Last month we reported that Twitter was not the widespread organizing tool for activists in Iran that the media painted it to be. Today, in light of new protests, the Wall Street Journal have found more online myths.
A video posted Monday morning on foreign events blog enduringamerica.com, hosted by a University of Birmingham professor, showed someone burning a poster of Ayatollah Ali Khamenei, the country's supreme leader, before a crowd of cheering people. Several readers thought the image was suspicious, in part because it didn't show the burning poster and the crowd in the same shot.
It also didn't appear to match other video taken at the university, said Scott Lucas, a professor of foreign policy at the university who started the blog.
It was eventually pulled. The Journal, to its credit, explains the arduous and time-consuming process of getting information out of Iran when authorities are confiscating cellphones and censoring the internet.
...some Iranians pass video from cellphone to cellphone by Bluetooth, which allows for wireless transmission of data. It can eventually go to someone who has access to a reliable Internet connection, such as in a university library or even in government offices, he said.

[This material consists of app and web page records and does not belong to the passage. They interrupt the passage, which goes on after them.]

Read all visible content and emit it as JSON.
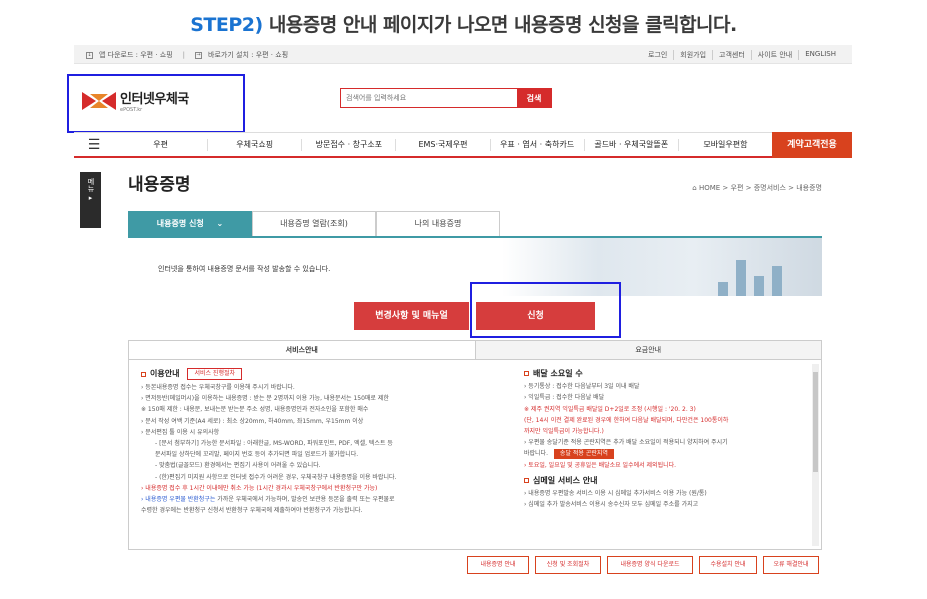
{
  "step": {
    "num": "STEP2)",
    "text": "내용증명 안내 페이지가 나오면 내용증명 신청을 클릭합니다."
  },
  "util": {
    "left": [
      "앱 다운로드 : 우편 · 쇼핑",
      "바로가기 설치 : 우편 · 쇼핑"
    ],
    "right": [
      "로그인",
      "회원가입",
      "고객센터",
      "사이트 안내",
      "ENGLISH"
    ]
  },
  "logo": {
    "title": "인터넷우체국",
    "sub": "ePOST.kr"
  },
  "search": {
    "placeholder": "검색어를 입력하세요",
    "button": "검색"
  },
  "nav": {
    "items": [
      "우편",
      "우체국쇼핑",
      "방문접수 · 창구소포",
      "EMS·국제우편",
      "우표 · 엽서 · 축하카드",
      "골드바 · 우체국알뜰폰",
      "모바일우편함"
    ],
    "special": "계약고객전용"
  },
  "side_tab": "메뉴",
  "page": {
    "title": "내용증명",
    "breadcrumb": "⌂ HOME  >  우편  >  증명서비스  >  내용증명"
  },
  "tabs": [
    "내용증명 신청",
    "내용증명 열람(조회)",
    "나의 내용증명"
  ],
  "banner": {
    "text": "인터넷을 통하여 내용증명 문서를 작성 발송할 수 있습니다."
  },
  "actions": {
    "manual": "변경사항 및 매뉴얼",
    "apply": "신청"
  },
  "info_tabs": [
    "서비스안내",
    "요금안내"
  ],
  "left_col": {
    "title": "이용안내",
    "tag": "서비스 진행절차",
    "lines": [
      "› 등본내용증명 접수는 우체국창구를 이용해 주시기 바랍니다.",
      "› 면저등반(메일머시)을 이용하는 내용증명 : 받는 분 2명까지 이용 가능, 내용문서는 150매로 제한",
      "  ※ 150매 제한 : 내용문, 보내는분 받는분 주소 성명, 내용증명인과 전자소인을 포함한 매수",
      "› 문서 작성 여백 기준(A4 세로) : 최소 상20mm, 하40mm, 좌15mm, 우15mm 이상",
      "› 문서편집 툴 이용 시 유의사항"
    ],
    "sub_lines": [
      "- [문서 첨부하기] 가능한 문서파일 : 아래한글, MS-WORD, 파워포인트, PDF, 엑셀, 텍스트 등",
      "  문서파일 상하단에 꼬리말, 페이지 번호 등이 추가되면 파일 업로드가 불가합니다.",
      "- 맞춤법(글꼴모드) 환경에서는 편집기 사용이 어려울 수 있습니다.",
      "- (한)편집기 미지원 사항으로 인터넷 접수가 어려운 경우, 우체국창구 내용증명을 이용 바랍니다."
    ],
    "red_line": "› 내용증명 접수 후 1시간 이내에만 취소 가능 (1시간 경과시 우체국창구에서 반환청구만 가능)",
    "blue_line_a": "› 내용증명 우편물 반환청구는",
    "blue_line_b": " 가까운 우체국에서 가능하며, 발송인 보관용 등본을 출력 또는 우편물로",
    "last_line": "  수령한 경우에는 반환청구 신청서 반환청구 우체국에 제출하여야 반환청구가 가능합니다."
  },
  "right_col": {
    "title1": "배달 소요일 수",
    "lines1": [
      "› 등기통상 : 접수한 다음날부터 3일 이내 배달",
      "› 익일특급 : 접수한 다음날 배달"
    ],
    "red_lines": [
      "  ※ 제주 권지역 익일특급 배달일 D+2일로 조정 (시행일 : '20. 2. 3)",
      "  (단, 14시 이전 결제 완료된 경우에 한하여 다음날 배달되며, 다만건은 100통이하",
      "  까지만 익일특급이 가능합니다.)"
    ],
    "note": "› 우편물 송달기준 적용 곤란지역은 추가 배달 소요일이 적용되니 양지하여 주시기",
    "note2": "  바랍니다.",
    "chip": "송달 적용 곤란지역",
    "holiday": "› 토요일, 일요일 및 공휴일은 배달소요 일수에서 제외됩니다.",
    "title2": "심메일 서비스 안내",
    "lines2": [
      "› 내용증명 우편발송 서비스 이용 시 심메일 추가서비스 이용 가능 (원/통)",
      "› 심메일 추가 발송서비스 이용시 송수신자 모두 심메일 주소를 가지고"
    ]
  },
  "bottom_buttons": [
    "내용증명 안내",
    "신청 및 조회절차",
    "내용증명 양식 다운로드",
    "수용설치 안내",
    "오류 해결안내"
  ],
  "colors": {
    "accent_red": "#d52b2b",
    "teal": "#3f9aa5",
    "highlight_blue": "#1f1fe0",
    "step_blue": "#1a73d1"
  }
}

This sounds significantly more plausible than the reports in June of a widespread 'Twitter revolution'. Apparently fighting a totalitarian government, one far from averse to finding out where you're tweeting from and, you know, killing you, is not as simple as it was painted after the elections in June. The real trouble comes after you write a 140-character message or take video on a camera pen mailed to Iran from the US. Which gives us more cause to support those brave enough to get information out.